• **DATA FOR REVIEW**
⁂
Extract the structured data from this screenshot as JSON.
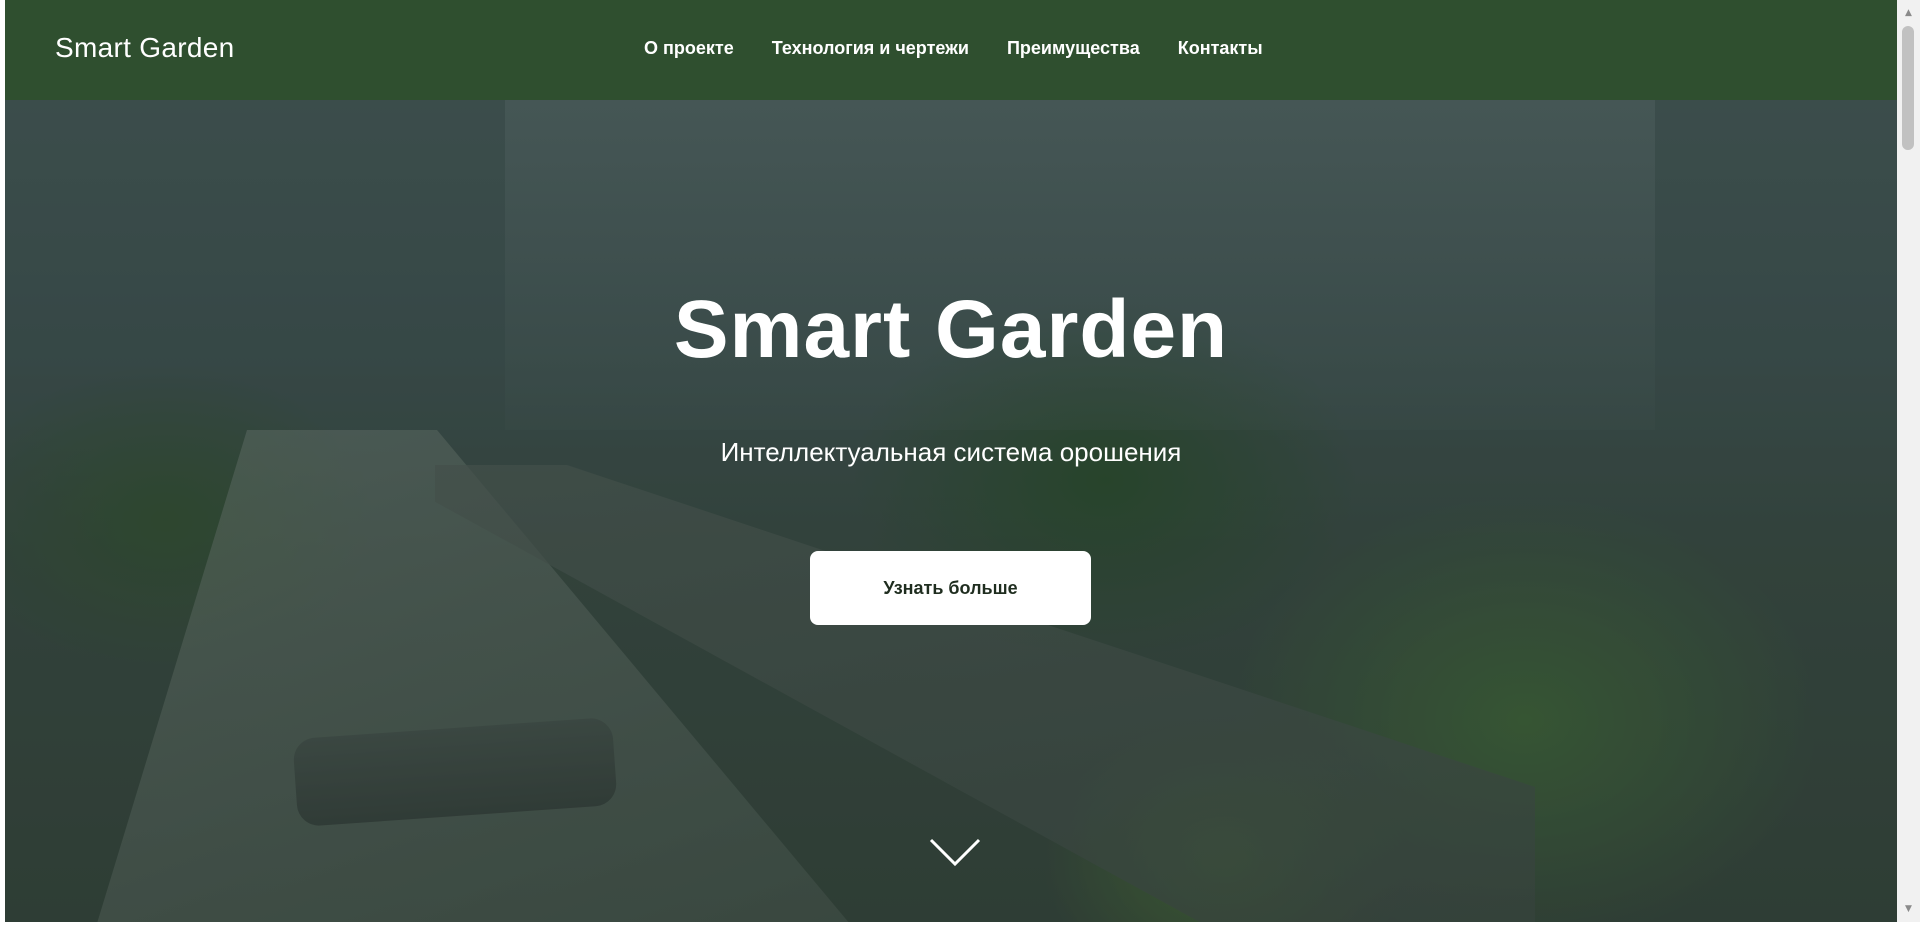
{
  "navbar": {
    "brand": "Smart Garden",
    "links": [
      {
        "label": "О проекте"
      },
      {
        "label": "Технология и чертежи"
      },
      {
        "label": "Преимущества"
      },
      {
        "label": "Контакты"
      }
    ],
    "background_color": "#2f4f2f"
  },
  "hero": {
    "title": "Smart Garden",
    "subtitle": "Интеллектуальная система орошения",
    "cta_label": "Узнать больше",
    "scroll_icon": "chevron-down-icon"
  },
  "scrollbar": {
    "up_icon": "scroll-up-arrow-icon",
    "down_icon": "scroll-down-arrow-icon"
  }
}
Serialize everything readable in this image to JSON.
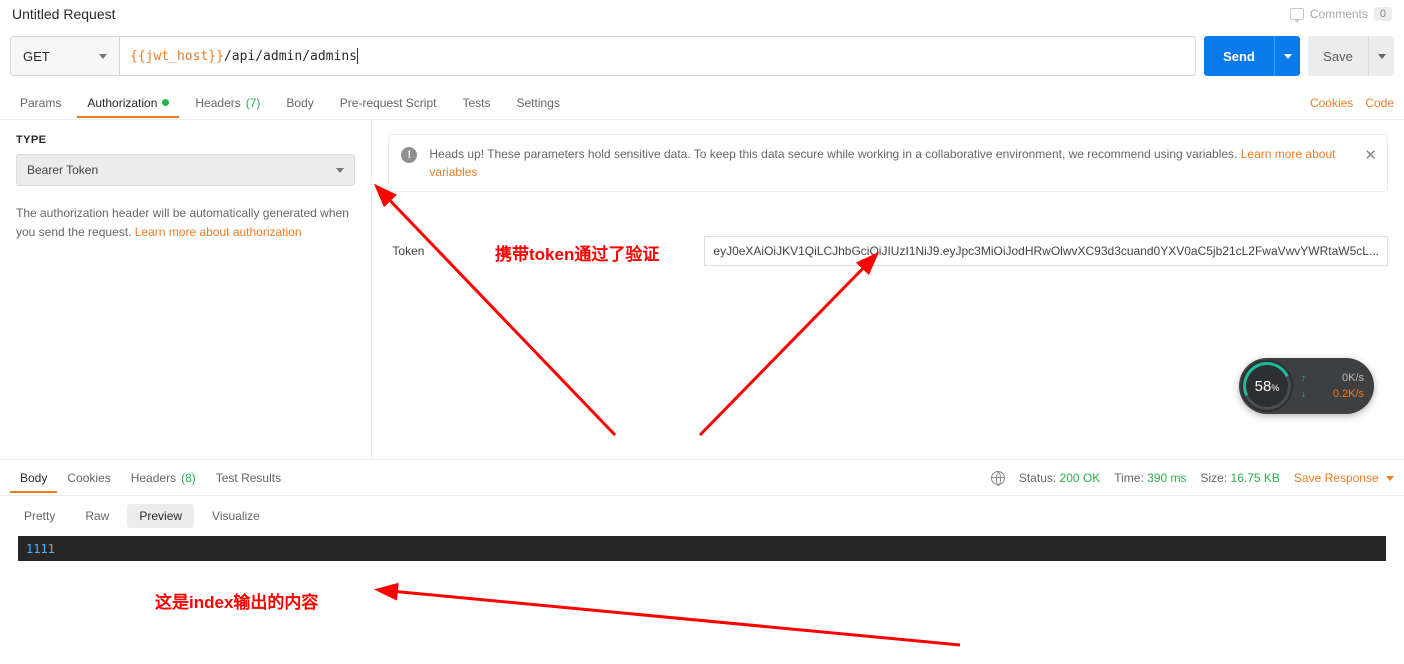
{
  "header": {
    "title": "Untitled Request",
    "comments_label": "Comments",
    "comments_count": "0"
  },
  "request": {
    "method": "GET",
    "url_var": "{{jwt_host}}",
    "url_path": "/api/admin/admins",
    "send_label": "Send",
    "save_label": "Save"
  },
  "req_tabs": {
    "params": "Params",
    "authorization": "Authorization",
    "headers": "Headers",
    "headers_count": "(7)",
    "body": "Body",
    "prerequest": "Pre-request Script",
    "tests": "Tests",
    "settings": "Settings",
    "cookies": "Cookies",
    "code": "Code"
  },
  "auth": {
    "type_label": "TYPE",
    "type_value": "Bearer Token",
    "desc_1": "The authorization header will be automatically generated when you send the request. ",
    "desc_link": "Learn more about authorization",
    "banner_text": "Heads up! These parameters hold sensitive data. To keep this data secure while working in a collaborative environment, we recommend using variables. ",
    "banner_link": "Learn more about variables",
    "token_label": "Token",
    "token_value": "eyJ0eXAiOiJKV1QiLCJhbGciOiJIUzI1NiJ9.eyJpc3MiOiJodHRwOlwvXC93d3cuand0YXV0aC5jb21cL2FwaVwvYWRtaW5cL..."
  },
  "response": {
    "tabs": {
      "body": "Body",
      "cookies": "Cookies",
      "headers": "Headers",
      "headers_count": "(8)",
      "test_results": "Test Results"
    },
    "meta": {
      "status_label": "Status:",
      "status_val": "200 OK",
      "time_label": "Time:",
      "time_val": "390 ms",
      "size_label": "Size:",
      "size_val": "16.75 KB",
      "save_response": "Save Response"
    },
    "subtabs": {
      "pretty": "Pretty",
      "raw": "Raw",
      "preview": "Preview",
      "visualize": "Visualize"
    },
    "preview_content": "1111"
  },
  "annotations": {
    "text1": "携带token通过了验证",
    "text2": "这是index输出的内容"
  },
  "speed": {
    "percent": "58",
    "unit": "%",
    "up": "0K/s",
    "down": "0.2K/s"
  }
}
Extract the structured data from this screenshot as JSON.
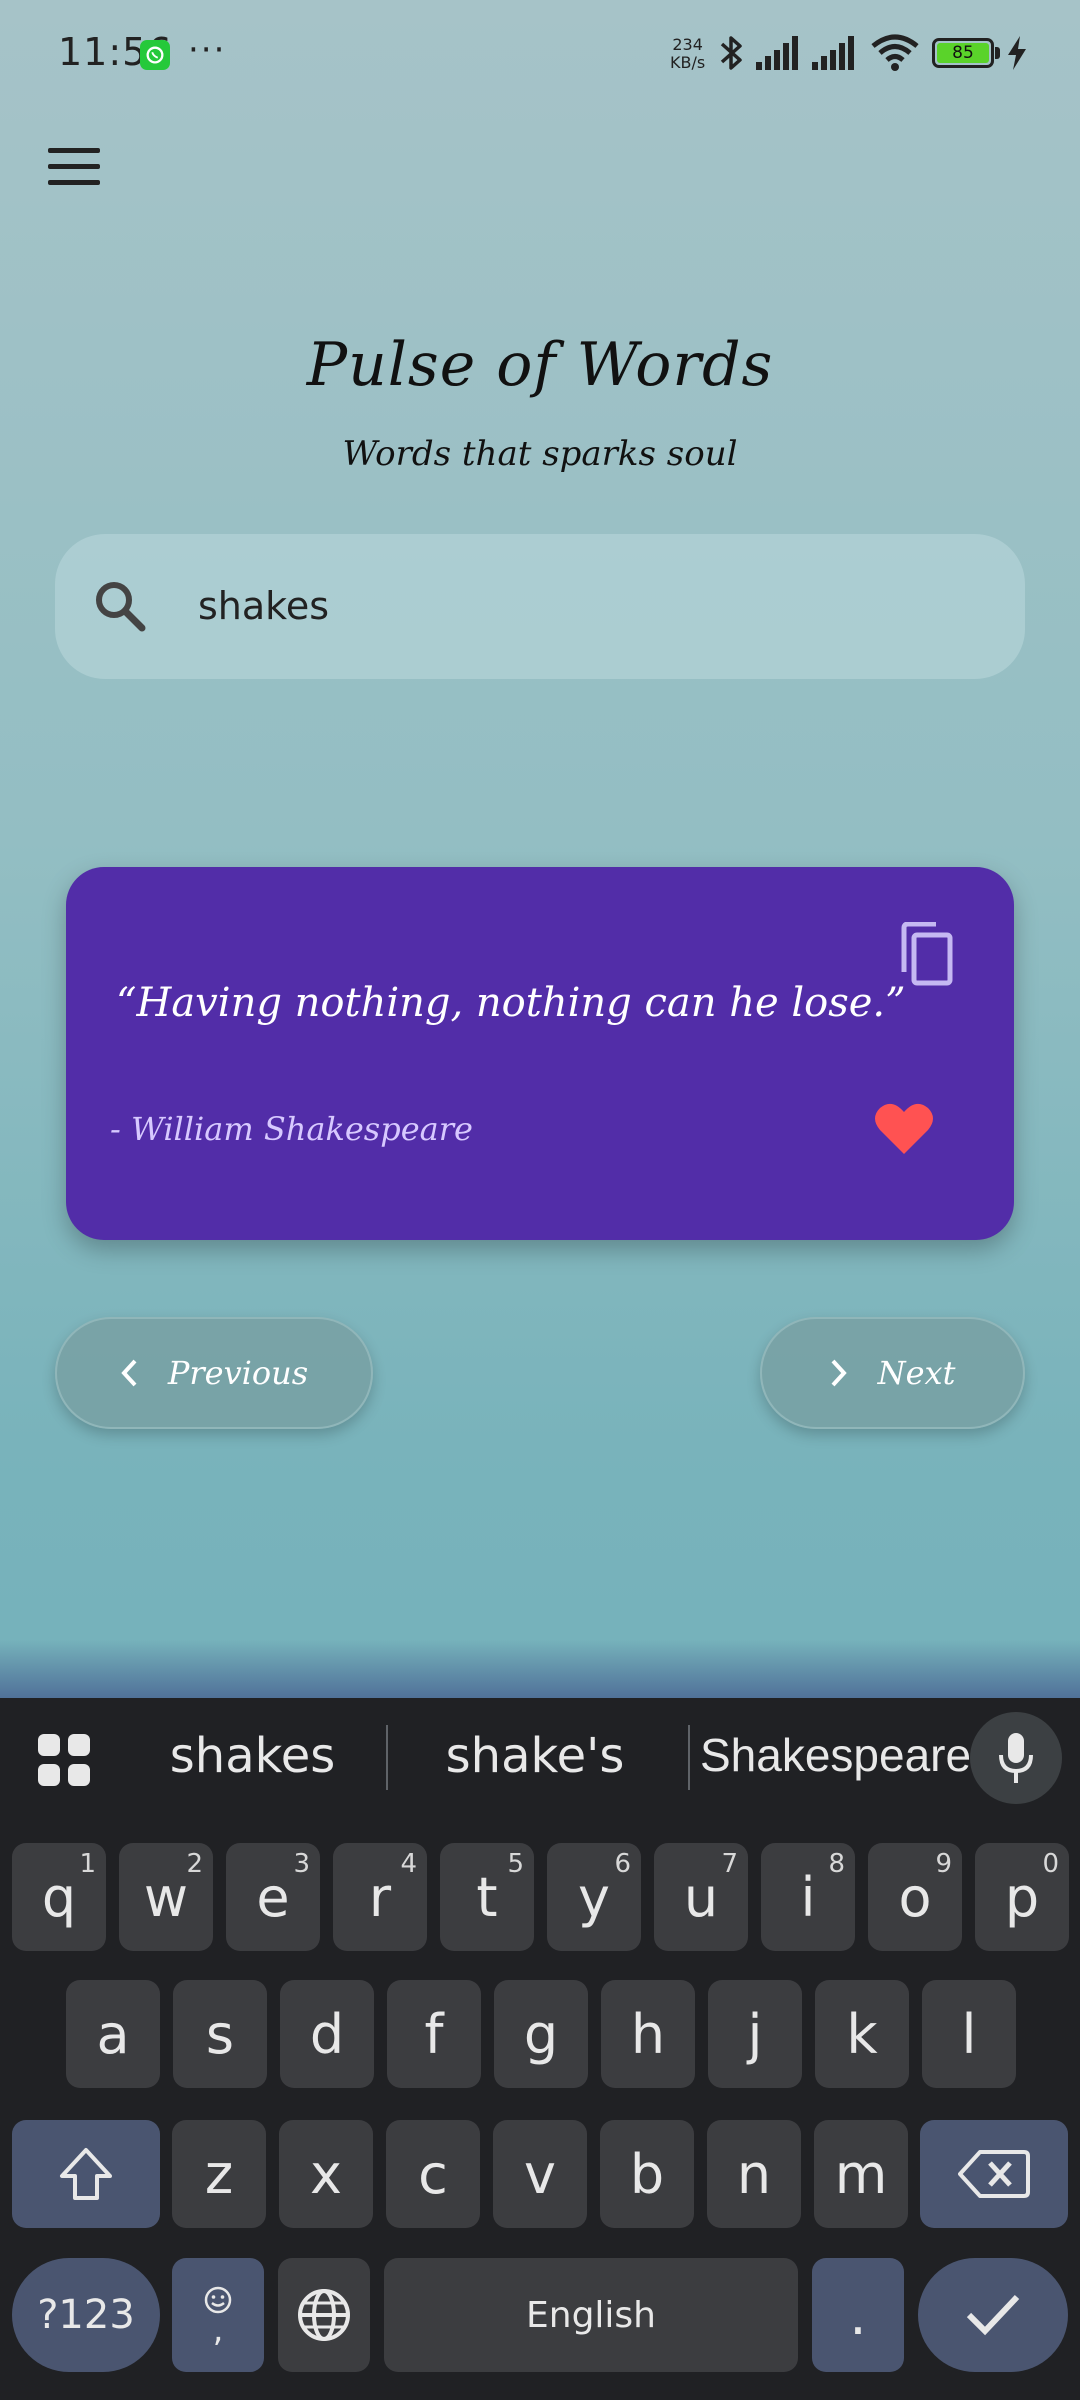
{
  "status_bar": {
    "time": "11:56",
    "net_speed_value": "234",
    "net_speed_unit": "KB/s",
    "battery": "85",
    "overflow": "···"
  },
  "app": {
    "title": "Pulse of Words",
    "subtitle": "Words that sparks soul"
  },
  "search": {
    "value": "shakes"
  },
  "quote": {
    "text": "“Having nothing, nothing can he lose.”",
    "author": "- William Shakespeare"
  },
  "nav": {
    "previous_label": "Previous",
    "next_label": "Next"
  },
  "keyboard": {
    "suggestions": [
      "shakes",
      "shake's",
      "Shakespeare"
    ],
    "row1": [
      {
        "k": "q",
        "s": "1"
      },
      {
        "k": "w",
        "s": "2"
      },
      {
        "k": "e",
        "s": "3"
      },
      {
        "k": "r",
        "s": "4"
      },
      {
        "k": "t",
        "s": "5"
      },
      {
        "k": "y",
        "s": "6"
      },
      {
        "k": "u",
        "s": "7"
      },
      {
        "k": "i",
        "s": "8"
      },
      {
        "k": "o",
        "s": "9"
      },
      {
        "k": "p",
        "s": "0"
      }
    ],
    "row2": [
      "a",
      "s",
      "d",
      "f",
      "g",
      "h",
      "j",
      "k",
      "l"
    ],
    "row3": [
      "z",
      "x",
      "c",
      "v",
      "b",
      "n",
      "m"
    ],
    "symbols_label": "?123",
    "emoji_comma": ",",
    "space_label": "English",
    "period_label": ".",
    "colors": {
      "background": "#202124",
      "key": "#3c3d40",
      "special_key": "#4a5570"
    }
  },
  "colors": {
    "card": "#522da8",
    "heart": "#ff5252",
    "author": "#d7c9ff"
  }
}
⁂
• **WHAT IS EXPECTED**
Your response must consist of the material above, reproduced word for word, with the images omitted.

• **REPLY**
Extract the structured data from this screenshot as JSON.
{
  "navbar": {
    "brand": "Smart Garden",
    "links": [
      {
        "label": "О проекте"
      },
      {
        "label": "Технология и чертежи"
      },
      {
        "label": "Преимущества"
      },
      {
        "label": "Контакты"
      }
    ],
    "background_color": "#2f4f2f"
  },
  "hero": {
    "title": "Smart Garden",
    "subtitle": "Интеллектуальная система орошения",
    "cta_label": "Узнать больше",
    "scroll_icon": "chevron-down-icon"
  },
  "scrollbar": {
    "up_icon": "scroll-up-arrow-icon",
    "down_icon": "scroll-down-arrow-icon"
  }
}
Serialize everything readable in this image to JSON.
{
  "header": {
    "title": "Untitled Request",
    "comments_label": "Comments",
    "comments_count": "0"
  },
  "request": {
    "method": "GET",
    "url_var": "{{jwt_host}}",
    "url_path": "/api/admin/admins",
    "send_label": "Send",
    "save_label": "Save"
  },
  "req_tabs": {
    "params": "Params",
    "authorization": "Authorization",
    "headers": "Headers",
    "headers_count": "(7)",
    "body": "Body",
    "prerequest": "Pre-request Script",
    "tests": "Tests",
    "settings": "Settings",
    "cookies": "Cookies",
    "code": "Code"
  },
  "auth": {
    "type_label": "TYPE",
    "type_value": "Bearer Token",
    "desc_1": "The authorization header will be automatically generated when you send the request. ",
    "desc_link": "Learn more about authorization",
    "banner_text": "Heads up! These parameters hold sensitive data. To keep this data secure while working in a collaborative environment, we recommend using variables. ",
    "banner_link": "Learn more about variables",
    "token_label": "Token",
    "token_value": "eyJ0eXAiOiJKV1QiLCJhbGciOiJIUzI1NiJ9.eyJpc3MiOiJodHRwOlwvXC93d3cuand0YXV0aC5jb21cL2FwaVwvYWRtaW5cL..."
  },
  "response": {
    "tabs": {
      "body": "Body",
      "cookies": "Cookies",
      "headers": "Headers",
      "headers_count": "(8)",
      "test_results": "Test Results"
    },
    "meta": {
      "status_label": "Status:",
      "status_val": "200 OK",
      "time_label": "Time:",
      "time_val": "390 ms",
      "size_label": "Size:",
      "size_val": "16.75 KB",
      "save_response": "Save Response"
    },
    "subtabs": {
      "pretty": "Pretty",
      "raw": "Raw",
      "preview": "Preview",
      "visualize": "Visualize"
    },
    "preview_content": "1111"
  },
  "annotations": {
    "text1": "携带token通过了验证",
    "text2": "这是index输出的内容"
  },
  "speed": {
    "percent": "58",
    "unit": "%",
    "up": "0K/s",
    "down": "0.2K/s"
  }
}
Extract the structured data from this screenshot as JSON.
{
  "status_bar": {
    "time": "11:56",
    "net_speed_value": "234",
    "net_speed_unit": "KB/s",
    "battery": "85",
    "overflow": "···"
  },
  "app": {
    "title": "Pulse of Words",
    "subtitle": "Words that sparks soul"
  },
  "search": {
    "value": "shakes"
  },
  "quote": {
    "text": "“Having nothing, nothing can he lose.”",
    "author": "- William Shakespeare"
  },
  "nav": {
    "previous_label": "Previous",
    "next_label": "Next"
  },
  "keyboard": {
    "suggestions": [
      "shakes",
      "shake's",
      "Shakespeare"
    ],
    "row1": [
      {
        "k": "q",
        "s": "1"
      },
      {
        "k": "w",
        "s": "2"
      },
      {
        "k": "e",
        "s": "3"
      },
      {
        "k": "r",
        "s": "4"
      },
      {
        "k": "t",
        "s": "5"
      },
      {
        "k": "y",
        "s": "6"
      },
      {
        "k": "u",
        "s": "7"
      },
      {
        "k": "i",
        "s": "8"
      },
      {
        "k": "o",
        "s": "9"
      },
      {
        "k": "p",
        "s": "0"
      }
    ],
    "row2": [
      "a",
      "s",
      "d",
      "f",
      "g",
      "h",
      "j",
      "k",
      "l"
    ],
    "row3": [
      "z",
      "x",
      "c",
      "v",
      "b",
      "n",
      "m"
    ],
    "symbols_label": "?123",
    "emoji_comma": ",",
    "space_label": "English",
    "period_label": ".",
    "colors": {
      "background": "#202124",
      "key": "#3c3d40",
      "special_key": "#4a5570"
    }
  },
  "colors": {
    "card": "#522da8",
    "heart": "#ff5252",
    "author": "#d7c9ff"
  }
}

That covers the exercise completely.